Overheard: Yes, but what can writing even do in a world? Or with one, for that matter?
Other than explain, it might make a likeness. Or dream a new one. Or transform.
Most of us have glimpsed the silvery back of something flickering beyond time and space, entering and exiting with continual unpredictability, why not the pen?
If the beginning was the word, where is the continuance, except here, in this ongoing fraught attempt to dream it forward, repair the torn fabric of the cosmos through which we slipped from something elemental into something else?
What else does one do, but stitch new wings for some eventual return, word by word, and keep a record in the meantime––of how we fall?
Artistic practice as an act of devotion.
Here is a riddle, one said.
And who do you think you are? asked another.
Only a servant. He was making films. The answer is unimportant.
Why ask, then?
There is a code in here somewhere. It is the mystery.
The usual ones: possibilities of transcendence, rebirth, levels of existence. The role of ritual practice.
Such as this one. Right now, I am filming a liturgical text. Contemplating the sacred frame by frame, but I am just beginning. He had been at it three decades.
Are you praying, then?
I call it excavation. I am a social worker with a background in archaeology.
The idea is to resuscitate the present. This is my devotion.
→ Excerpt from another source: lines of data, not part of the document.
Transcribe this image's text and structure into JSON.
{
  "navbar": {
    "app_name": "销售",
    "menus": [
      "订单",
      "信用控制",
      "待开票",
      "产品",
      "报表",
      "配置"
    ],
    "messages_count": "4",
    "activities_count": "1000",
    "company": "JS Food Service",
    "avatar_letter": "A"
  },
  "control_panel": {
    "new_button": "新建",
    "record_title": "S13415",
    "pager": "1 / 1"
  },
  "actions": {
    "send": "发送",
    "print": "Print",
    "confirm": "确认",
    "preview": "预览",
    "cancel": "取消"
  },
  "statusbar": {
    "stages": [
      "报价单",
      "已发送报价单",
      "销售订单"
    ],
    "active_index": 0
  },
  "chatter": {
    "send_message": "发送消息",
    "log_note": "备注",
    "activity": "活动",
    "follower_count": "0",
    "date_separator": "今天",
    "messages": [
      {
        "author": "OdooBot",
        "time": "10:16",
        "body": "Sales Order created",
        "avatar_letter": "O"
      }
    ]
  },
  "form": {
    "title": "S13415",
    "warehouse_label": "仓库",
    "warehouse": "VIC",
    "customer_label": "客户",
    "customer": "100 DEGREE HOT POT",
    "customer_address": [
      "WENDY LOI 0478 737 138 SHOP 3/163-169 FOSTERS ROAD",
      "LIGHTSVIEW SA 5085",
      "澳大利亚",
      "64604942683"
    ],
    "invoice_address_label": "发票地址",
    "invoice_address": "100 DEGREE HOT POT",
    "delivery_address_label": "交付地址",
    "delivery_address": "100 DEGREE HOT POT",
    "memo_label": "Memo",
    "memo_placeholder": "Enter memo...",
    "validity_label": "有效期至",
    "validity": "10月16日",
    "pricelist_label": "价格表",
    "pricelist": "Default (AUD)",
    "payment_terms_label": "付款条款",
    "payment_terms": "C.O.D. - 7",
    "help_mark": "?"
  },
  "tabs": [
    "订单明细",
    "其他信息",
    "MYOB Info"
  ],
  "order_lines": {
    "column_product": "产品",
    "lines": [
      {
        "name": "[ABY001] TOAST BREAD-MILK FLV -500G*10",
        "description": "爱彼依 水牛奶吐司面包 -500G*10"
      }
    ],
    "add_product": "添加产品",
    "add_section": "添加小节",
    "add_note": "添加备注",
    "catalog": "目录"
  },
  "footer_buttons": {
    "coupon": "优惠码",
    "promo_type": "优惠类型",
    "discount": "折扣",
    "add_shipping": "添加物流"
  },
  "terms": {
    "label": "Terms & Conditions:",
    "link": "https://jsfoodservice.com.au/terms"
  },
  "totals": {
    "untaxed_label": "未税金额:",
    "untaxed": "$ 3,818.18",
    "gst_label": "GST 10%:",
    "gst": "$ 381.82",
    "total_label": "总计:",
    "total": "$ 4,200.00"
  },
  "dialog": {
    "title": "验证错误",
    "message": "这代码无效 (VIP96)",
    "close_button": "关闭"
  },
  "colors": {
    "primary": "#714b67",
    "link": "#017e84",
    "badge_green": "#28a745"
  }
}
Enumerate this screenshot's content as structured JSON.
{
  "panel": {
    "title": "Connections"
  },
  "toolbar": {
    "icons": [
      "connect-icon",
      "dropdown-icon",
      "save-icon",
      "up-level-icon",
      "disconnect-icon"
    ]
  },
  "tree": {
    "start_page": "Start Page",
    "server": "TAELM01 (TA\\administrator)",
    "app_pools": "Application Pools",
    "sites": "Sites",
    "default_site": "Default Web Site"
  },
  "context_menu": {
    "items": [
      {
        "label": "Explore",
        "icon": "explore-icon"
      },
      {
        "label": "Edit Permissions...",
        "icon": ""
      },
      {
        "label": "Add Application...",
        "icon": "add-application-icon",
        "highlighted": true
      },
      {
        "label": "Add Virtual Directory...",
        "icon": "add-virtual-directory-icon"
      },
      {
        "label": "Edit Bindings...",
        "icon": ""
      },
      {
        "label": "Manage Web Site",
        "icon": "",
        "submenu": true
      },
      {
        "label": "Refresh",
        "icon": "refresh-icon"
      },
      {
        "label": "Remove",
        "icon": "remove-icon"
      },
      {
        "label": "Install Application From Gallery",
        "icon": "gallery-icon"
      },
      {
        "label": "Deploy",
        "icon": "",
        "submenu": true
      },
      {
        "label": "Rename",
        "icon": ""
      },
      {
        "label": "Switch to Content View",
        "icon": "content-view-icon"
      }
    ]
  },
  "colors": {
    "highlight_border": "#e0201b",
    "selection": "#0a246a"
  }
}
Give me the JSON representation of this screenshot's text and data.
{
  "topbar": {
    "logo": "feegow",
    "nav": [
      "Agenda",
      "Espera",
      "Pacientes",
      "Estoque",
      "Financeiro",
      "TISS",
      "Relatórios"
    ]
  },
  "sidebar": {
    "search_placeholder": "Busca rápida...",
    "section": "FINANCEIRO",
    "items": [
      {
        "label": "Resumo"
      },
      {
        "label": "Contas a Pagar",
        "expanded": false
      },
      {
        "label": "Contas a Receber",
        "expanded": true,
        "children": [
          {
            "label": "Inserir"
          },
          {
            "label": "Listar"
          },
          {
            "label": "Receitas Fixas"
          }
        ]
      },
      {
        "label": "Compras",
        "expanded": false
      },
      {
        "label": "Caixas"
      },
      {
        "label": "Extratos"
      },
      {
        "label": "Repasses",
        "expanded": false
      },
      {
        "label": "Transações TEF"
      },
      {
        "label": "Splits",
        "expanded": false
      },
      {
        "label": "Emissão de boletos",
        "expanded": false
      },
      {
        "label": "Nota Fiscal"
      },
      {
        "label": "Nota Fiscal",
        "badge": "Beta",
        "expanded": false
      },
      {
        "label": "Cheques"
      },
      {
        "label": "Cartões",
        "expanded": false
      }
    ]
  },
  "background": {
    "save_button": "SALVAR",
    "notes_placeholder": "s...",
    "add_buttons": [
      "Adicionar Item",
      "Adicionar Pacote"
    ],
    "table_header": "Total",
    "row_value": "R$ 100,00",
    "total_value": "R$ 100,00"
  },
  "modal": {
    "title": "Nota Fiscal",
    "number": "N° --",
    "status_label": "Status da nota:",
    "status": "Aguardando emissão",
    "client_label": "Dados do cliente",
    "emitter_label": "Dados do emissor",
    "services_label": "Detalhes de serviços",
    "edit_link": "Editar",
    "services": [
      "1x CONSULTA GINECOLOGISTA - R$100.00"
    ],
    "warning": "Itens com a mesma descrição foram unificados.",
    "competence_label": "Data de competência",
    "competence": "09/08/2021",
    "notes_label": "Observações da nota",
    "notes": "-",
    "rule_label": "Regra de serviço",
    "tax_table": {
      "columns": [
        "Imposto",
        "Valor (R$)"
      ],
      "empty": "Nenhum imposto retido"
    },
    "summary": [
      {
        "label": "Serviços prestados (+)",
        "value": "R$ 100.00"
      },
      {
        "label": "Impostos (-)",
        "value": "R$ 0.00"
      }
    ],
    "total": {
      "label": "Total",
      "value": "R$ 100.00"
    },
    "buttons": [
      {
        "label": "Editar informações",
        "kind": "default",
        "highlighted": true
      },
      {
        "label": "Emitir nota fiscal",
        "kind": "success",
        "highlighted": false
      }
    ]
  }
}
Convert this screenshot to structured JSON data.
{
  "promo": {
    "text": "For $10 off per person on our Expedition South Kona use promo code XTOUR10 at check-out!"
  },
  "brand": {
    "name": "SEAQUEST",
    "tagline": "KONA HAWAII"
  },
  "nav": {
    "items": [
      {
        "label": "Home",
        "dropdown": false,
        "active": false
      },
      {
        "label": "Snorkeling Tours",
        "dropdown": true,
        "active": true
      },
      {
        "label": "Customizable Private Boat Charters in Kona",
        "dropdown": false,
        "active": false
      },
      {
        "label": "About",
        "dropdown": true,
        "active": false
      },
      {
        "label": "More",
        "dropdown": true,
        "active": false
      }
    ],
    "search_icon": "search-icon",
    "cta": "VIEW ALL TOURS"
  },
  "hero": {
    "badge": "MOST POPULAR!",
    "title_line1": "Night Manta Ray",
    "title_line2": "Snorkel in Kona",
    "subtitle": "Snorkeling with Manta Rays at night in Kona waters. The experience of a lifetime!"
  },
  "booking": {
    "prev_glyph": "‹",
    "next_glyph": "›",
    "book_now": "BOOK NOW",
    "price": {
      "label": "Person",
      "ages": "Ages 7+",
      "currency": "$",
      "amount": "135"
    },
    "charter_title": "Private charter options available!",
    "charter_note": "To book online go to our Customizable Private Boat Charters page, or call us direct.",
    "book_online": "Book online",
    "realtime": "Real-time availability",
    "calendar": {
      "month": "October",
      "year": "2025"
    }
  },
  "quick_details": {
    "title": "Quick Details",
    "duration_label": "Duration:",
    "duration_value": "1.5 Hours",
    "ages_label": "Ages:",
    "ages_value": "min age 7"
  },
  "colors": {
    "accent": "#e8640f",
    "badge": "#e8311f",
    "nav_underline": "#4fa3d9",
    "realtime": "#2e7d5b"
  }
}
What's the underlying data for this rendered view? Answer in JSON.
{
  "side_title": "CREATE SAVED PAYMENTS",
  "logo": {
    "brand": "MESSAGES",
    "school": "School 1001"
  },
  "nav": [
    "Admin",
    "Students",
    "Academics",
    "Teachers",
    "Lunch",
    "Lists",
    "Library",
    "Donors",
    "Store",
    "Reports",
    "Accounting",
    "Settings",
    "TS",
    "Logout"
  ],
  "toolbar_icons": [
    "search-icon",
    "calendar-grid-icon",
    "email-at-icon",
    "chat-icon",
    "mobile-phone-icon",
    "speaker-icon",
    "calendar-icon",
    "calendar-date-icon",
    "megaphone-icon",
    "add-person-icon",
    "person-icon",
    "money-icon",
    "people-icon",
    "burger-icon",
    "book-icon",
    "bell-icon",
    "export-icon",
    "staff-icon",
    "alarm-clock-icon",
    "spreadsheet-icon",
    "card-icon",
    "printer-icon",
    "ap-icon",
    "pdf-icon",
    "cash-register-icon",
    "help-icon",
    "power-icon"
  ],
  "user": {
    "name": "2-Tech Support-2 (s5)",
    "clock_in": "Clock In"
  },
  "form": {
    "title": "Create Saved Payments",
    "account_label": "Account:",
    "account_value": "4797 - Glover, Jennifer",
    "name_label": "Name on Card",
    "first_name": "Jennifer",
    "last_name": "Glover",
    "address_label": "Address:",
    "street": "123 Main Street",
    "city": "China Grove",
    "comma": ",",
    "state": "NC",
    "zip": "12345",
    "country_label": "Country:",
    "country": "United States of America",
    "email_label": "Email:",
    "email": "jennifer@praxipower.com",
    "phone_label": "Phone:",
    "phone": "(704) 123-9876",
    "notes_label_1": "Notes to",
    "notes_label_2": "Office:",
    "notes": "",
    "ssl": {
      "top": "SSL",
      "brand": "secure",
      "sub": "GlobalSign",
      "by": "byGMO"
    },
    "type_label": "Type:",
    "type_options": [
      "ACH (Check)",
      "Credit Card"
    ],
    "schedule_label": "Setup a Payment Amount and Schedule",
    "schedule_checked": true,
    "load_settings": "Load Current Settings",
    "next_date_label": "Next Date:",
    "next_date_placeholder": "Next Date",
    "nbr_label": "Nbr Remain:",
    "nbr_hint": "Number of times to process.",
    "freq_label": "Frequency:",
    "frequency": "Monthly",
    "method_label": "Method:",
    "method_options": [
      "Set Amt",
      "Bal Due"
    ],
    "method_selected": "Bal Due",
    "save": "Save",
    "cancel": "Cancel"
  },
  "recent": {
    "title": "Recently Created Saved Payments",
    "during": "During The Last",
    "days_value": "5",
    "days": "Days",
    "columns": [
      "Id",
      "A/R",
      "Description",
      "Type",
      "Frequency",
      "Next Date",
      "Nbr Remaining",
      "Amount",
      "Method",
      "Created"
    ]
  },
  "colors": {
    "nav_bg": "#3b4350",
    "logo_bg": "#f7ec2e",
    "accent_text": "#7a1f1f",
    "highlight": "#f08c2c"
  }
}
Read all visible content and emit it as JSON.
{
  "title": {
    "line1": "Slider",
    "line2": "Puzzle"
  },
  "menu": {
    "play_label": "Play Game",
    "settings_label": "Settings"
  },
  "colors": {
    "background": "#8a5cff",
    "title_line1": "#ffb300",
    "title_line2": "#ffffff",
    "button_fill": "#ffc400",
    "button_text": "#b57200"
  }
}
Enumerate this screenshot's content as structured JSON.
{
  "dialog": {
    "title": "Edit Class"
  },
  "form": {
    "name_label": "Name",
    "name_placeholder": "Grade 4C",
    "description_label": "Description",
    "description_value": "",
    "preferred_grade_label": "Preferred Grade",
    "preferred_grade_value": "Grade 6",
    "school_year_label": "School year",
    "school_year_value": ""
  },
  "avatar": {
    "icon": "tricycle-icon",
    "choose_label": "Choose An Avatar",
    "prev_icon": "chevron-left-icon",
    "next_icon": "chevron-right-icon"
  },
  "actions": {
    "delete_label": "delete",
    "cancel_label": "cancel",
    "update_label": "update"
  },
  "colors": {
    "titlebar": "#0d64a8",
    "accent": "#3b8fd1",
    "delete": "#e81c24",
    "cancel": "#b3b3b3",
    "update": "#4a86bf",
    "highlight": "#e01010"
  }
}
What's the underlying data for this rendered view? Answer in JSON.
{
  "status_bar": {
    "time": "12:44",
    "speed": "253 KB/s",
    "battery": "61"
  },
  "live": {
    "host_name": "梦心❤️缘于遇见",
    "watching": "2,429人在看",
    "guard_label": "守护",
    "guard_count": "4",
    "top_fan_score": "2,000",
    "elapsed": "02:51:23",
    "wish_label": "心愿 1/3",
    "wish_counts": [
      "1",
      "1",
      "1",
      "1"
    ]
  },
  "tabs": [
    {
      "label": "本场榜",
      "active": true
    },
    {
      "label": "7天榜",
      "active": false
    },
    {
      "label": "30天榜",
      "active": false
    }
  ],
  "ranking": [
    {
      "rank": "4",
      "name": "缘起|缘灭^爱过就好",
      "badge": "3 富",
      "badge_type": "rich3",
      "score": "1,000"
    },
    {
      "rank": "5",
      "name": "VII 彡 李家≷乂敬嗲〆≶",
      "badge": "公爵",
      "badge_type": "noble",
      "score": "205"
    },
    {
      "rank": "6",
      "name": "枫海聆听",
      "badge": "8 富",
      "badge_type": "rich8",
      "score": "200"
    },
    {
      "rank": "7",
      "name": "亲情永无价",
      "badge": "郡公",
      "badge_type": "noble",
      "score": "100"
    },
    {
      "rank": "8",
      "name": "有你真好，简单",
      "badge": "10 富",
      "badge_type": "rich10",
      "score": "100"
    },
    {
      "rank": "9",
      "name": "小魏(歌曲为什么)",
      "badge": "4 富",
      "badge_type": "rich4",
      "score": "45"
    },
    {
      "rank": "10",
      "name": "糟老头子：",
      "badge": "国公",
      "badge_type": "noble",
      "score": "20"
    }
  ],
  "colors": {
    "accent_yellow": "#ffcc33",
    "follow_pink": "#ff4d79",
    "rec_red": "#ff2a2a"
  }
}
Inspired by an interview I read this morning, in BOMB magazine, with the filmmaker Ashish Avikunthak.